Friday, October 23, 2020

  1.                                                          Students





When looking back on my musical career and my connection with the tuba, the most gratifying and fulfilling aspect of my 70 years in the tuba business, is seeing the success of my students. Of course, my memories are rich with symphony orchestra concerts, films, television and recordings in the Hollywood studios plus my own solo performances and solo recordings. However, the most significant accomplishments for me were clearly the teaching processes with my students. Leonardo Da Vinci once said, It’s the duty of the student to surpass the teacher; I’m proud to have experienced that several times in my teaching career. It’s also the duty of the teacher to guide the student so that can happen.

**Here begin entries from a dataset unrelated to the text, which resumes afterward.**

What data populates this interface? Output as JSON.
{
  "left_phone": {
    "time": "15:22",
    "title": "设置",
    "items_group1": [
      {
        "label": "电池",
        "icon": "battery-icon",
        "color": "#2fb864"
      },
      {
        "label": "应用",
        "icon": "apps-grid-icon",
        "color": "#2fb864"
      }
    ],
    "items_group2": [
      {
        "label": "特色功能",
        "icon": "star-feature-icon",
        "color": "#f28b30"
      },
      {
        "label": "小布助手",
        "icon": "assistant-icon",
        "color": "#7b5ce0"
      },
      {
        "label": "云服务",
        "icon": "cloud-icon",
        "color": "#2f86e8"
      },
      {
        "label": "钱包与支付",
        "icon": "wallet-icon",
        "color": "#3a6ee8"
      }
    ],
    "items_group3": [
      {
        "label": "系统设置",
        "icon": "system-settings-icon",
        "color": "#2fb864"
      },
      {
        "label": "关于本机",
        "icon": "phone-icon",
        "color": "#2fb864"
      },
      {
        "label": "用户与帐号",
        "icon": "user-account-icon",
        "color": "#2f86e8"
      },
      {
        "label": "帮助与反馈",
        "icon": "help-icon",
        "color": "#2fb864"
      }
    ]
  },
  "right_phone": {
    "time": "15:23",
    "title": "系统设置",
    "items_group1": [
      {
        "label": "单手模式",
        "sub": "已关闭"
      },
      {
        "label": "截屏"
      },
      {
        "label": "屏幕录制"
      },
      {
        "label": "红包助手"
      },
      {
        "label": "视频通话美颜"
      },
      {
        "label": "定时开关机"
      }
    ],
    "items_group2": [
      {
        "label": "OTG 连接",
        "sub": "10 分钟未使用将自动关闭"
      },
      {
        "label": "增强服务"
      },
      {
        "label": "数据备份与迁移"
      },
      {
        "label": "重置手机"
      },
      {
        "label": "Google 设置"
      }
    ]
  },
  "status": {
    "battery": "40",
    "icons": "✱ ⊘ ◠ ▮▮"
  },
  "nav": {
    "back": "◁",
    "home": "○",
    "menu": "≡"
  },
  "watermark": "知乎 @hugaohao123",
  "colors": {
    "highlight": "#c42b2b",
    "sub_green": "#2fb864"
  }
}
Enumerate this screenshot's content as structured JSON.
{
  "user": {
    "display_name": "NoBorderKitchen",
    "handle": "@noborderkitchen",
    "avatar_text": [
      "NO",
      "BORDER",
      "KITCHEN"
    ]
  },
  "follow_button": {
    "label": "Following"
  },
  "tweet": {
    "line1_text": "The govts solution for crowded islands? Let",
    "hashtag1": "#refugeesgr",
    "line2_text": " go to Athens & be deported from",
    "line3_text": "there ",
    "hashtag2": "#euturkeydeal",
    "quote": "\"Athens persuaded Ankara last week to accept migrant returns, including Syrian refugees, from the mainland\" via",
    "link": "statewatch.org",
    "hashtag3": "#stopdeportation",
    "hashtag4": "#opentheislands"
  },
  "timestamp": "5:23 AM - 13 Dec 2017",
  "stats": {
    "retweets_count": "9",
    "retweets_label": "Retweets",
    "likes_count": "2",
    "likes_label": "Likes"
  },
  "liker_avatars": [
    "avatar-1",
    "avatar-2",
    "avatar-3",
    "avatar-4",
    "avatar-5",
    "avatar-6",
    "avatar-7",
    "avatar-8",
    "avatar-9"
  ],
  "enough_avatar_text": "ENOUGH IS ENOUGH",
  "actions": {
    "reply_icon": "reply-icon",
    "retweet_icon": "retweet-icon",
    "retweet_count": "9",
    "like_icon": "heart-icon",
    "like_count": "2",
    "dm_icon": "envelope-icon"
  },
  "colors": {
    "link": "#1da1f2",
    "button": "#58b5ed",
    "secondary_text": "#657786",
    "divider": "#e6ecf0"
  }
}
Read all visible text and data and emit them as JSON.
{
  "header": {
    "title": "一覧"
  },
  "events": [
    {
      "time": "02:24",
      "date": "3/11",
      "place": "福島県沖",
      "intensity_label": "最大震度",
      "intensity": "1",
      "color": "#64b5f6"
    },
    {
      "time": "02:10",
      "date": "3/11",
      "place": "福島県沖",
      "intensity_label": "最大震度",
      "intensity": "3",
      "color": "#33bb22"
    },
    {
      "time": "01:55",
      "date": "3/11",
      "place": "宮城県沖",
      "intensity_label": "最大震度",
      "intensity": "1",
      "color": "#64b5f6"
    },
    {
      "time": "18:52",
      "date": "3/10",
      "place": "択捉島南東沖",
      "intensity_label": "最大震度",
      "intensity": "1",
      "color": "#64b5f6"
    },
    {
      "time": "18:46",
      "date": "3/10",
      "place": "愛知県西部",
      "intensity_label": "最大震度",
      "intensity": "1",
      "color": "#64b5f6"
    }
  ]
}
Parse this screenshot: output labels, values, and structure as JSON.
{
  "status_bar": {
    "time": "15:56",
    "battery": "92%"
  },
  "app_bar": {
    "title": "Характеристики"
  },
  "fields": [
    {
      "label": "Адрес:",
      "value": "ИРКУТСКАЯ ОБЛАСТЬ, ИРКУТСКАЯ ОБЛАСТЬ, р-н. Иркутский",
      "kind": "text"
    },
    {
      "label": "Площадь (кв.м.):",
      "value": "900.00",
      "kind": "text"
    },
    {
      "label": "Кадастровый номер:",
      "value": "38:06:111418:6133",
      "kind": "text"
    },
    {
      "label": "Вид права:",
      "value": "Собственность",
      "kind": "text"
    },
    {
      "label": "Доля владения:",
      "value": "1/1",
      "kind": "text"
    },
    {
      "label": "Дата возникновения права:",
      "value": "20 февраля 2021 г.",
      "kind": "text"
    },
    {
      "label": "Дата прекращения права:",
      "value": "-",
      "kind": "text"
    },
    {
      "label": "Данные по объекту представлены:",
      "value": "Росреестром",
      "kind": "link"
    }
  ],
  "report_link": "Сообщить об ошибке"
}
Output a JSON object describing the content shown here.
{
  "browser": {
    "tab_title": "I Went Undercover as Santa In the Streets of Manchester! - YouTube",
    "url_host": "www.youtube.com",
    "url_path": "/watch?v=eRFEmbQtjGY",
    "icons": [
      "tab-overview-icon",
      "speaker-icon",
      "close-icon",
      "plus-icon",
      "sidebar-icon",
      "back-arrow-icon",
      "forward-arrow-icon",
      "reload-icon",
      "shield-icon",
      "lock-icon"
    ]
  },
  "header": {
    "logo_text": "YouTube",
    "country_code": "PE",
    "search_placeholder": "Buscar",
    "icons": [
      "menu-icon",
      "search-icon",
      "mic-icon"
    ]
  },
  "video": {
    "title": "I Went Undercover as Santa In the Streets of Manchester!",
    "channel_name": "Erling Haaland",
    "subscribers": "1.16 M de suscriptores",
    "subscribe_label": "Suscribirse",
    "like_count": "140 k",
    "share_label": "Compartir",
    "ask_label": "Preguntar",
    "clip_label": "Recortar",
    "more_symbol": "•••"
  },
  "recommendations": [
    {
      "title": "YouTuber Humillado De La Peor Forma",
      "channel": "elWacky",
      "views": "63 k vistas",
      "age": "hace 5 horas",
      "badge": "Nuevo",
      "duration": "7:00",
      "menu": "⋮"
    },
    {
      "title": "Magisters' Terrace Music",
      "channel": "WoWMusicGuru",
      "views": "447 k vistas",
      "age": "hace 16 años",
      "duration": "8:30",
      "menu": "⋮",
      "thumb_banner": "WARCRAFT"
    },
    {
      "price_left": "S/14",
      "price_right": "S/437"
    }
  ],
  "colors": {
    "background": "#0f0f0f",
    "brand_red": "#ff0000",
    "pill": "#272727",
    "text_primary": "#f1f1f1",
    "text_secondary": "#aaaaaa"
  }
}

A joke that I’ve made in the past is that how angry it makes me to listen to a student who has not studied with me for a long period of time, reappear in my life and sound stunningly better than the last time. The joke continues: How rude for a student to return after years of separation since the last lesson and to sound enormously better. I was thrilled last year when giving a lesson to my old student from twelve years before, Diana Cardona. Diana was a very nice girl (a tubist) I met on the Internet 12 years ago. She came to Japan occasionally to study and four years ago I had the opportunity to teach and to hear her again at the Italian Brass Week in Firenze, Italy. I was happily amazed that she had become a world-class tubist with the tone, technique the power and especially the musicality of a truly fine tubist. 


Diana is a Colombian citizen and she clearly had made the right decision 8 years ago to study in France, the first 2 years in the Conservatoire de Perpignan studying with Harumi Baba the next 2 years in the Conservatoire de Versailles with David Zambon. While communicating with her online for those 5 years I was impressed when she would tell me she usually practiced six hours a day; it abundantly paid off! I feel a little ashamed that I didn’t see that potential 12 years ago but that just points out that the learning process never stops, the teacher must always remain a student. 


I was thrilled this morning when receiving an email from Diana telling me that she had received her Masters degree from Universite de Paris and Consevatoire de Versailles, teaches tuba and euphonium in 3 different conservatoriesies plus conducts a youth band, plays in 2 brass quintets, has 2 symphony orchestra concerts this weekend and will perform Ein Heldenleben with another orchestra next month. This is a remarkable success story considering this is during a time when COVID-19 is causing many musical events to simply come to a stop. At this time and at any time, it’s a very good feeling to see a student successfully making their living centered around music and particularly with the tuba.



Certainly, I will continue to watch Diana Cardona. Subsequent to Diana’s lesson, I was fortunate to have another memorable learning experience. During a week of classes I gave at the at the Zurich Conservatory when Diana came to Zurich to visit and to take a lesson with the maestro Anne Jelle Visser. Not only did I enjoy hearing Diana play again but I was hugely impressed by observing my old friend and student since the early 90s in his present role as the highly successful tuba professor of the Zurich Conservatry.





                      Anne Jelle Visser and Roger Bobo


Naturally, it’s logical that the quality of teaching would also evolve with time; hopefully, that evolution will also surpass that of the teacher. I had the pleasure of observing the Zurich Conservatory tuba professor, 10 year member of the Zurich Opera orchestra and my student of 25 years ago, Anne Jelle Visser, teaching Diana Cardona. There was much more to watching and listening to this lesson than that both teacher and student were part of my teaching history. Anne Jelle Visser has become a true master teacher of the highest level and observing this lesson was a classical learning experience for me, it was the teacher learning from the student. 


There is a visible and audible connection from brass generation to generation and if I have been an influence in this evolution that is always in motion in our unique community, I’m proud and content. Things seem to be developing very well.


I’ve seen my grand students surpassing my students and I hope to live long enough to see my great-grand students surpassing my grand students




August 1, 2015, Firenze, Italia


Revised October 23, 2020, Oaxaca, Mexico